Aim of the task | For this task, copy the data that follows exactly, keeping every character.

++++ Given records ++++

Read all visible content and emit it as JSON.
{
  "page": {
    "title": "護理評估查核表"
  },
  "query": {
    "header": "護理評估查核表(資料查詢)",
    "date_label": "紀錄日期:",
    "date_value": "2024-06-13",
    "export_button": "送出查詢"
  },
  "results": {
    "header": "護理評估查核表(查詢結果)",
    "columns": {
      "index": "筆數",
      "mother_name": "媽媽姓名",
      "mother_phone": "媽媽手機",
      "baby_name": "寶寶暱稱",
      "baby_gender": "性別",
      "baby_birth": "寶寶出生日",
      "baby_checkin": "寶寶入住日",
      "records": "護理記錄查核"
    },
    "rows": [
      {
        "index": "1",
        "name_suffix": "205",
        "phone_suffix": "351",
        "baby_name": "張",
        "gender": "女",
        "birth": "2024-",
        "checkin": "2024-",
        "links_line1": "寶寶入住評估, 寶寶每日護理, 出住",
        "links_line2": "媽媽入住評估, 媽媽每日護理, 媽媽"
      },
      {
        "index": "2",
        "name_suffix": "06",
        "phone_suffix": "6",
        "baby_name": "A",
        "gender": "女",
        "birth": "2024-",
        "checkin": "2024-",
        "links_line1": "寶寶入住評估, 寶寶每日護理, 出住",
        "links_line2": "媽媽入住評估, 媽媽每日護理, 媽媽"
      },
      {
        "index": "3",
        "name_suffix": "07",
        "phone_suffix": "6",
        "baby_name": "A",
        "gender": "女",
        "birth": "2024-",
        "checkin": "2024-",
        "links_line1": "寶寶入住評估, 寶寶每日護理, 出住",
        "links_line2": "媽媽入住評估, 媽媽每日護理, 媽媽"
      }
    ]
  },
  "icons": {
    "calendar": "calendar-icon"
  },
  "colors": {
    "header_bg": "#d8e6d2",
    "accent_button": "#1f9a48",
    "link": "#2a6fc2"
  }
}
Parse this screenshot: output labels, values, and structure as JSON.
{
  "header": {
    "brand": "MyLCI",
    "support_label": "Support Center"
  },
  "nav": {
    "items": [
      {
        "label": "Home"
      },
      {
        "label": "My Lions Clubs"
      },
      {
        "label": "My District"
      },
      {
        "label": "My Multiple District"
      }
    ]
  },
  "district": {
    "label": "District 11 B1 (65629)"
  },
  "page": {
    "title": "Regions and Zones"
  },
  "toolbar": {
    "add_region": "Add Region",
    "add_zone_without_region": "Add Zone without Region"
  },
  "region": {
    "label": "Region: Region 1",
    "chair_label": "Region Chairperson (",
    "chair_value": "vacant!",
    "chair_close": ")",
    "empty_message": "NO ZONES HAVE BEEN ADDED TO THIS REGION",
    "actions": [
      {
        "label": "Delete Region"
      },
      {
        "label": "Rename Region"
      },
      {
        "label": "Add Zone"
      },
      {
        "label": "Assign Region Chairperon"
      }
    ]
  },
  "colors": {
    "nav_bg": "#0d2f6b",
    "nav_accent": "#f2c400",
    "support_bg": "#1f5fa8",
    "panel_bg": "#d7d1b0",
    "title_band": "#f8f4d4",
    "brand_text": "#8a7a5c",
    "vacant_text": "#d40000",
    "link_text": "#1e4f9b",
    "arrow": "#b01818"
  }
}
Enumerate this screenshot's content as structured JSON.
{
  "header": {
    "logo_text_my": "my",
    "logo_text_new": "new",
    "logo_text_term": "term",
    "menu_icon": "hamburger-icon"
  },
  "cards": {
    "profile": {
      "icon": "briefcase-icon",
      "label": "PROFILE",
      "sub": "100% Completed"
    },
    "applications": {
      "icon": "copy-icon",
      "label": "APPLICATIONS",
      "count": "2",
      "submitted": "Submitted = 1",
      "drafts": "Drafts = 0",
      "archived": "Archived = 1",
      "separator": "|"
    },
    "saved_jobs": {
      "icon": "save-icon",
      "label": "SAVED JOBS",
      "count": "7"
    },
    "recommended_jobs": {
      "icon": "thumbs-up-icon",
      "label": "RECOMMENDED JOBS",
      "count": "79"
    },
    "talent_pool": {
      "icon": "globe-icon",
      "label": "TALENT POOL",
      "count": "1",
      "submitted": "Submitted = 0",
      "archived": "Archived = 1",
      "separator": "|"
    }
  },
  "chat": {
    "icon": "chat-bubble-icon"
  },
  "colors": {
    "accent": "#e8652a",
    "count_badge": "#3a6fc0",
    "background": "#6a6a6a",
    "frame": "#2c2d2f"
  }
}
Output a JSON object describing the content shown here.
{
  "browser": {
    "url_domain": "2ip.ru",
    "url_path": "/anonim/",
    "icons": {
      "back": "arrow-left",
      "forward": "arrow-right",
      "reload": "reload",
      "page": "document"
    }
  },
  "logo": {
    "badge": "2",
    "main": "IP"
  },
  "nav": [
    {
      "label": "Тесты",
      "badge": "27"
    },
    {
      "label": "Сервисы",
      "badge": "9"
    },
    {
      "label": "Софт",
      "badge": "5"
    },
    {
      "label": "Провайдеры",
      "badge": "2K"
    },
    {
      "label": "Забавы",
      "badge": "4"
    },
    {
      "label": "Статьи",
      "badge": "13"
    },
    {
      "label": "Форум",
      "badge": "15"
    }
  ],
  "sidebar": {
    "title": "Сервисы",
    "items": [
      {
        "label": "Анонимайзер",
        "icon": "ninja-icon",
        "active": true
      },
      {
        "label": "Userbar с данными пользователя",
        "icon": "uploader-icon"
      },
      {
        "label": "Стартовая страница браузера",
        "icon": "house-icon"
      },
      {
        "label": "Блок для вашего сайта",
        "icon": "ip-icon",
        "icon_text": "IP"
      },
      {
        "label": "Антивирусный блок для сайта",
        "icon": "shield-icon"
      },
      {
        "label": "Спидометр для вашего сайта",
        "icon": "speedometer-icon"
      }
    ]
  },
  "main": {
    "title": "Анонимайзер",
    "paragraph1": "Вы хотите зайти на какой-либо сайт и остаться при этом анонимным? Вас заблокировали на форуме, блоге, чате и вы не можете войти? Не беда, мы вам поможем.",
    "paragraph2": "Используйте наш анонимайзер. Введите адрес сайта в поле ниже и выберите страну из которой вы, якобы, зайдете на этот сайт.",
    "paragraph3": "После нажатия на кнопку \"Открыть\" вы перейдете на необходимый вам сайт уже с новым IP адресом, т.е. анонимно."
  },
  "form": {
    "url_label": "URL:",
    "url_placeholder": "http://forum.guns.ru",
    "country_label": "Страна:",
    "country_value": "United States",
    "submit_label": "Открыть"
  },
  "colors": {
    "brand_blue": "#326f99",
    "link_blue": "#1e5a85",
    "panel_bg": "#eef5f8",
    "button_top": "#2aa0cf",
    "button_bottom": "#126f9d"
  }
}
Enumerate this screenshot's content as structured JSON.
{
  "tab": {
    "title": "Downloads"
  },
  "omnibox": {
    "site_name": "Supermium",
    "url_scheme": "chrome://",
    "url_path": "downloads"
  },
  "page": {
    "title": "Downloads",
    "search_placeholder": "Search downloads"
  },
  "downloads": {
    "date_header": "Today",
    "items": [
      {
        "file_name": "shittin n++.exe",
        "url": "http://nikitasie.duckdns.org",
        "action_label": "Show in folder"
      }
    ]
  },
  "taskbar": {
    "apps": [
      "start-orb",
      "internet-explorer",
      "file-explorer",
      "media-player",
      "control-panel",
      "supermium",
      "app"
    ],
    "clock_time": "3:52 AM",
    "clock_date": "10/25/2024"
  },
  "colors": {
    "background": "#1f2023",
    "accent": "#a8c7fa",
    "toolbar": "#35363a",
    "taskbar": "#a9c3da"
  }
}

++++

Answer |
Read all visible content and emit it as JSON.
{
  "page": {
    "title": "護理評估查核表"
  },
  "query": {
    "header": "護理評估查核表(資料查詢)",
    "date_label": "紀錄日期:",
    "date_value": "2024-06-13",
    "export_button": "送出查詢"
  },
  "results": {
    "header": "護理評估查核表(查詢結果)",
    "columns": {
      "index": "筆數",
      "mother_name": "媽媽姓名",
      "mother_phone": "媽媽手機",
      "baby_name": "寶寶暱稱",
      "baby_gender": "性別",
      "baby_birth": "寶寶出生日",
      "baby_checkin": "寶寶入住日",
      "records": "護理記錄查核"
    },
    "rows": [
      {
        "index": "1",
        "name_suffix": "205",
        "phone_suffix": "351",
        "baby_name": "張",
        "gender": "女",
        "birth": "2024-",
        "checkin": "2024-",
        "links_line1": "寶寶入住評估, 寶寶每日護理, 出住",
        "links_line2": "媽媽入住評估, 媽媽每日護理, 媽媽"
      },
      {
        "index": "2",
        "name_suffix": "06",
        "phone_suffix": "6",
        "baby_name": "A",
        "gender": "女",
        "birth": "2024-",
        "checkin": "2024-",
        "links_line1": "寶寶入住評估, 寶寶每日護理, 出住",
        "links_line2": "媽媽入住評估, 媽媽每日護理, 媽媽"
      },
      {
        "index": "3",
        "name_suffix": "07",
        "phone_suffix": "6",
        "baby_name": "A",
        "gender": "女",
        "birth": "2024-",
        "checkin": "2024-",
        "links_line1": "寶寶入住評估, 寶寶每日護理, 出住",
        "links_line2": "媽媽入住評估, 媽媽每日護理, 媽媽"
      }
    ]
  },
  "icons": {
    "calendar": "calendar-icon"
  },
  "colors": {
    "header_bg": "#d8e6d2",
    "accent_button": "#1f9a48",
    "link": "#2a6fc2"
  }
}
Parse this screenshot: output labels, values, and structure as JSON.
{
  "header": {
    "brand": "MyLCI",
    "support_label": "Support Center"
  },
  "nav": {
    "items": [
      {
        "label": "Home"
      },
      {
        "label": "My Lions Clubs"
      },
      {
        "label": "My District"
      },
      {
        "label": "My Multiple District"
      }
    ]
  },
  "district": {
    "label": "District 11 B1 (65629)"
  },
  "page": {
    "title": "Regions and Zones"
  },
  "toolbar": {
    "add_region": "Add Region",
    "add_zone_without_region": "Add Zone without Region"
  },
  "region": {
    "label": "Region: Region 1",
    "chair_label": "Region Chairperson (",
    "chair_value": "vacant!",
    "chair_close": ")",
    "empty_message": "NO ZONES HAVE BEEN ADDED TO THIS REGION",
    "actions": [
      {
        "label": "Delete Region"
      },
      {
        "label": "Rename Region"
      },
      {
        "label": "Add Zone"
      },
      {
        "label": "Assign Region Chairperon"
      }
    ]
  },
  "colors": {
    "nav_bg": "#0d2f6b",
    "nav_accent": "#f2c400",
    "support_bg": "#1f5fa8",
    "panel_bg": "#d7d1b0",
    "title_band": "#f8f4d4",
    "brand_text": "#8a7a5c",
    "vacant_text": "#d40000",
    "link_text": "#1e4f9b",
    "arrow": "#b01818"
  }
}
Enumerate this screenshot's content as structured JSON.
{
  "header": {
    "logo_text_my": "my",
    "logo_text_new": "new",
    "logo_text_term": "term",
    "menu_icon": "hamburger-icon"
  },
  "cards": {
    "profile": {
      "icon": "briefcase-icon",
      "label": "PROFILE",
      "sub": "100% Completed"
    },
    "applications": {
      "icon": "copy-icon",
      "label": "APPLICATIONS",
      "count": "2",
      "submitted": "Submitted = 1",
      "drafts": "Drafts = 0",
      "archived": "Archived = 1",
      "separator": "|"
    },
    "saved_jobs": {
      "icon": "save-icon",
      "label": "SAVED JOBS",
      "count": "7"
    },
    "recommended_jobs": {
      "icon": "thumbs-up-icon",
      "label": "RECOMMENDED JOBS",
      "count": "79"
    },
    "talent_pool": {
      "icon": "globe-icon",
      "label": "TALENT POOL",
      "count": "1",
      "submitted": "Submitted = 0",
      "archived": "Archived = 1",
      "separator": "|"
    }
  },
  "chat": {
    "icon": "chat-bubble-icon"
  },
  "colors": {
    "accent": "#e8652a",
    "count_badge": "#3a6fc0",
    "background": "#6a6a6a",
    "frame": "#2c2d2f"
  }
}
Output a JSON object describing the content shown here.
{
  "browser": {
    "url_domain": "2ip.ru",
    "url_path": "/anonim/",
    "icons": {
      "back": "arrow-left",
      "forward": "arrow-right",
      "reload": "reload",
      "page": "document"
    }
  },
  "logo": {
    "badge": "2",
    "main": "IP"
  },
  "nav": [
    {
      "label": "Тесты",
      "badge": "27"
    },
    {
      "label": "Сервисы",
      "badge": "9"
    },
    {
      "label": "Софт",
      "badge": "5"
    },
    {
      "label": "Провайдеры",
      "badge": "2K"
    },
    {
      "label": "Забавы",
      "badge": "4"
    },
    {
      "label": "Статьи",
      "badge": "13"
    },
    {
      "label": "Форум",
      "badge": "15"
    }
  ],
  "sidebar": {
    "title": "Сервисы",
    "items": [
      {
        "label": "Анонимайзер",
        "icon": "ninja-icon",
        "active": true
      },
      {
        "label": "Userbar с данными пользователя",
        "icon": "uploader-icon"
      },
      {
        "label": "Стартовая страница браузера",
        "icon": "house-icon"
      },
      {
        "label": "Блок для вашего сайта",
        "icon": "ip-icon",
        "icon_text": "IP"
      },
      {
        "label": "Антивирусный блок для сайта",
        "icon": "shield-icon"
      },
      {
        "label": "Спидометр для вашего сайта",
        "icon": "speedometer-icon"
      }
    ]
  },
  "main": {
    "title": "Анонимайзер",
    "paragraph1": "Вы хотите зайти на какой-либо сайт и остаться при этом анонимным? Вас заблокировали на форуме, блоге, чате и вы не можете войти? Не беда, мы вам поможем.",
    "paragraph2": "Используйте наш анонимайзер. Введите адрес сайта в поле ниже и выберите страну из которой вы, якобы, зайдете на этот сайт.",
    "paragraph3": "После нажатия на кнопку \"Открыть\" вы перейдете на необходимый вам сайт уже с новым IP адресом, т.е. анонимно."
  },
  "form": {
    "url_label": "URL:",
    "url_placeholder": "http://forum.guns.ru",
    "country_label": "Страна:",
    "country_value": "United States",
    "submit_label": "Открыть"
  },
  "colors": {
    "brand_blue": "#326f99",
    "link_blue": "#1e5a85",
    "panel_bg": "#eef5f8",
    "button_top": "#2aa0cf",
    "button_bottom": "#126f9d"
  }
}
Enumerate this screenshot's content as structured JSON.
{
  "tab": {
    "title": "Downloads"
  },
  "omnibox": {
    "site_name": "Supermium",
    "url_scheme": "chrome://",
    "url_path": "downloads"
  },
  "page": {
    "title": "Downloads",
    "search_placeholder": "Search downloads"
  },
  "downloads": {
    "date_header": "Today",
    "items": [
      {
        "file_name": "shittin n++.exe",
        "url": "http://nikitasie.duckdns.org",
        "action_label": "Show in folder"
      }
    ]
  },
  "taskbar": {
    "apps": [
      "start-orb",
      "internet-explorer",
      "file-explorer",
      "media-player",
      "control-panel",
      "supermium",
      "app"
    ],
    "clock_time": "3:52 AM",
    "clock_date": "10/25/2024"
  },
  "colors": {
    "background": "#1f2023",
    "accent": "#a8c7fa",
    "toolbar": "#35363a",
    "taskbar": "#a9c3da"
  }
}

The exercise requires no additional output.